According to the Volvo and Harris Poll survey, safety, reliability, and integrity are the top priorities among consumers. A vast majority (84 percent) said they are more likely to consider automakers they view as trustworthy, while another 81 percent will only seek out brands they deem as the safest. By contrast, flashiness ranked the lowest, as only 13 percent of respondents said it was an important attribute to have in a car during the pandemic.
Importance of a Personal Bubble
Personal vehicle ownership is likely to increase, as 50 percent of respondents said they plan to use less public transportation, while another 47 percent said they are less likely to use a ride-sharing service. Mass transit mainstays, like buses, rail, and even planes, may have a harder time providing Americans the same peace of mind as a traditional vehicle. A recent whitepaper from Minnesota’s VSI Labs notes that public transportation is down 75 percent compared to normal.
“Personal transportation is going to get a boost because that is the only way people are going to feel safe moving around in the era of COVID-19,” explained Rudy Burger, Managing Partner, Woodside Capital Partners during the May 2020 edition of AutoSensONLINE. “I don’t think anybody is in a big hurry to jump into a crowded public transportation system; the question is what will replace that, and personal transportation is the answer.”
“There is definitely a large number of consumers prioritizing their personal and private space when moving around,” said Tim Dawkins, Lead, Automotive & Autonomous Mobility at the World Economic Forum. “And I think that the automakers will be happy to capitalize on that in the immediate term.”
The survey also finds that a growing majority want the option for contactless service and maintenance.
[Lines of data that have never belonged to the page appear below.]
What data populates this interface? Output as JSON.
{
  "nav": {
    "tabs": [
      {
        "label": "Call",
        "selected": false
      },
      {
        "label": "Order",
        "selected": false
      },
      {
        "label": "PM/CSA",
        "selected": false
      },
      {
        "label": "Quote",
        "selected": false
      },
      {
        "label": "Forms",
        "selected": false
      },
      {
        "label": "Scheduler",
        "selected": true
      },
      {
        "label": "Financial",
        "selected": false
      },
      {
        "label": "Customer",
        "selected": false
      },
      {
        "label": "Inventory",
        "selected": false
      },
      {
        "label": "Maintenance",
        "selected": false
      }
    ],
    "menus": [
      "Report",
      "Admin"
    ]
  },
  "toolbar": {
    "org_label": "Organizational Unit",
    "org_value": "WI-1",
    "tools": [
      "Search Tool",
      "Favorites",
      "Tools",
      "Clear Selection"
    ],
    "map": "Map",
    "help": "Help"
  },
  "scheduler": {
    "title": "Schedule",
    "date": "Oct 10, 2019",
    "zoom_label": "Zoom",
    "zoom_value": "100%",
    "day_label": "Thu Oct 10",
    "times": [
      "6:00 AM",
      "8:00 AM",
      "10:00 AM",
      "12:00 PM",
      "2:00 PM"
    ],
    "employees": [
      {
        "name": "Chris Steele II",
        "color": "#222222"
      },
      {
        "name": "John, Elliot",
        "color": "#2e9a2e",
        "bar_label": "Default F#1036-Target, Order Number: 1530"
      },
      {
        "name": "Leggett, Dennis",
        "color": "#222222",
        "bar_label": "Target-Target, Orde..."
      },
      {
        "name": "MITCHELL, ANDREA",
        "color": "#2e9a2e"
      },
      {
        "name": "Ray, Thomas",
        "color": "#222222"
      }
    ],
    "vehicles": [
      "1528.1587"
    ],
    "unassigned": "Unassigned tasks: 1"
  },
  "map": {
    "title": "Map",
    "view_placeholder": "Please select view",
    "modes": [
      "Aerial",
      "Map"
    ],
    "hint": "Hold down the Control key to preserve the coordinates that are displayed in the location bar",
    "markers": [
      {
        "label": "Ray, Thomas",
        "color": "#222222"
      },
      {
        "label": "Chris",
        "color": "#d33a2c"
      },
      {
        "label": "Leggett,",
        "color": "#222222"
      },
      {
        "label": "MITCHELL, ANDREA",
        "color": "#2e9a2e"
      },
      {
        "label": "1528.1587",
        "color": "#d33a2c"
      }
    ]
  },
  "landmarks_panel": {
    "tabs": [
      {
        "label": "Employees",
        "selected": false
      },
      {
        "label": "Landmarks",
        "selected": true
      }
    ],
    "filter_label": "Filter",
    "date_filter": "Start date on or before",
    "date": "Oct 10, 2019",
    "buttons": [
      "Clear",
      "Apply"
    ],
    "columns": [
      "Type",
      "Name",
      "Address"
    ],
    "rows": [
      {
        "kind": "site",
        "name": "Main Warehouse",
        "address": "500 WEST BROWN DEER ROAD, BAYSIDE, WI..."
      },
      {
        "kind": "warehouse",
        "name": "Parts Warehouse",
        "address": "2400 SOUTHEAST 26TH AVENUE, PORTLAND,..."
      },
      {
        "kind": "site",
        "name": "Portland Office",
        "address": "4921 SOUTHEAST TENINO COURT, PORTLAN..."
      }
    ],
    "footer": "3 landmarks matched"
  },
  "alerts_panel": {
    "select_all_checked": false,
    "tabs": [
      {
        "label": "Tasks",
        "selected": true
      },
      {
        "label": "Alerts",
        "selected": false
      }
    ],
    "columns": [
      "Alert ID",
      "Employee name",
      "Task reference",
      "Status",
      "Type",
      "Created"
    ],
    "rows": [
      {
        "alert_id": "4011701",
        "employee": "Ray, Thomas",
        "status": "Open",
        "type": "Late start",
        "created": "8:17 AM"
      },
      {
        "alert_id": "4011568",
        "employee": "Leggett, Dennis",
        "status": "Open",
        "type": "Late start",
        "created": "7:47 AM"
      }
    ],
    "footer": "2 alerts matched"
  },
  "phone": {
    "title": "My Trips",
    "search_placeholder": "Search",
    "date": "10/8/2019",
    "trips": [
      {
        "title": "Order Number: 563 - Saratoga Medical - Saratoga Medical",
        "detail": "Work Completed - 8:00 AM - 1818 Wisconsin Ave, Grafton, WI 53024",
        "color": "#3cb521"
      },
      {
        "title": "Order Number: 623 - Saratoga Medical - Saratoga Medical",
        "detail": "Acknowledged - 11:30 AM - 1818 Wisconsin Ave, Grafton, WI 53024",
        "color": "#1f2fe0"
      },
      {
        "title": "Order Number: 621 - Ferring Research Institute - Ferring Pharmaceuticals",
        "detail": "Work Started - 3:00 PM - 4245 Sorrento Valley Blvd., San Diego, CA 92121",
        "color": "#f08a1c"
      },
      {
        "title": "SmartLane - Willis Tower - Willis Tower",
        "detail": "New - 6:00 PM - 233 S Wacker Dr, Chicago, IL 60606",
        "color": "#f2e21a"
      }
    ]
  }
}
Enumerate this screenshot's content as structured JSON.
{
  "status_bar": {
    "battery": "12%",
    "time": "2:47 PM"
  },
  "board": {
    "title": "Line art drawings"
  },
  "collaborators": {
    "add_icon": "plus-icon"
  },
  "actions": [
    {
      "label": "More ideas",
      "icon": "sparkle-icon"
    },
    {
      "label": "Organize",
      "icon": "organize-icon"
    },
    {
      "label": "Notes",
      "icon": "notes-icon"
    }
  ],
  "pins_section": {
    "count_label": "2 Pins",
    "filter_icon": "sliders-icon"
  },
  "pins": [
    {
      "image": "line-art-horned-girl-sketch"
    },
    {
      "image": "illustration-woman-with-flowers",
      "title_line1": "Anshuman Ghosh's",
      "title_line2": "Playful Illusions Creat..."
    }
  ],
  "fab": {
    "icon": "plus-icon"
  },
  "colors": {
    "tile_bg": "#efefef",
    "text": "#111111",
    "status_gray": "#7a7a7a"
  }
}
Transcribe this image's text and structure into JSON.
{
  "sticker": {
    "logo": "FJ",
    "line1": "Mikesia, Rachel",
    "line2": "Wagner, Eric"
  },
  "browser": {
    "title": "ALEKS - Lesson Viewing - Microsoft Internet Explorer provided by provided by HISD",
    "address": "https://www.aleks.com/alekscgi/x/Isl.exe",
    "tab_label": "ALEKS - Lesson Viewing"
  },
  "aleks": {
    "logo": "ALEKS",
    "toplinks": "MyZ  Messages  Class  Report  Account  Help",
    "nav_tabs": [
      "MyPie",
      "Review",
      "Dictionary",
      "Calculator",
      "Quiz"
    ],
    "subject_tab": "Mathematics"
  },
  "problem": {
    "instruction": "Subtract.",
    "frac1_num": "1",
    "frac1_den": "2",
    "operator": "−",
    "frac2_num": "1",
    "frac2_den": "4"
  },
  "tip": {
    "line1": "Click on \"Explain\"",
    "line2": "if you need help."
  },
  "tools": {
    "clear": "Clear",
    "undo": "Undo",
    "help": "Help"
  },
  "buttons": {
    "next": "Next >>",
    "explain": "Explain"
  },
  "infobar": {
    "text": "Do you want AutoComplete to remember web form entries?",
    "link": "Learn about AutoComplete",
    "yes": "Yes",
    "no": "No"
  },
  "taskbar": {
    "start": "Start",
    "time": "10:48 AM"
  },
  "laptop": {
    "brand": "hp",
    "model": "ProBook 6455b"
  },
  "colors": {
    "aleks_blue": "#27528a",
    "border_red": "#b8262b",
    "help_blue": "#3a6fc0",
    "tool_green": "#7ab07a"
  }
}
Over half (52 percent) said they would like to have their vehicles sanitized as part of a routine service visit. According to the Volvo and Harris Poll survey, 65 percent of those under 40 are currently considering, or have already purchased, a new vehicle during the pandemic. Around two-thirds (63 percent) said they would be okay paying a premium for a vehicle with more safety features.
“Some of the new standard equipment and some of the immediate packages offered by manufacturers may be geared toward getting consumers into safer cars,” Dawkins said. “Now is a good time for manufacturers to add more safety content to their product lines, and it’s also a good time to try and incentivize consumers to choose safer and cleaner vehicles.”
Daily Life Has Changed
Survey participants also revealed some of the changes they have made regarding their daily life. Many have invested in home security systems (64 percent) or taken on a remodeling project (63 percent) to better accommodate working remotely. A similar percentage (62 percent) said they have plans to make their living space more green, while around half have entertained moving to a bigger home or an area with more outdoor space.
Perhaps the most significant finding is how 79 percent said they are more worried now about the health and well-being of themselves and their loved ones.
“Maybe over the course of several years, we will trend back towards the way it once was,” Dawkins surmised. “In the meantime, this is an opportunity to spend more time with family, make more time for loved ones, and for self-care.”
The complete survey and its findings were published in Safety First: The Evolution of Driving and Mobility in 2020 (PDF), the latest in a series of works from Volvo Car USA and The Harris Poll. Other studies by Volvo and Harris Poll include how parents can feel overwhelmed when shopping for a car seat and how Americans perceive electric vehicles.
Carl Anthony is Managing Editor of Automoblog and a member of the Midwest Automotive Media Association and the Society of Automotive Historians. He serves on the board of directors for the Ally Jolie Baldwin Foundation, is a past president of Detroit Working Writers, and a loyal Detroit Lions fan.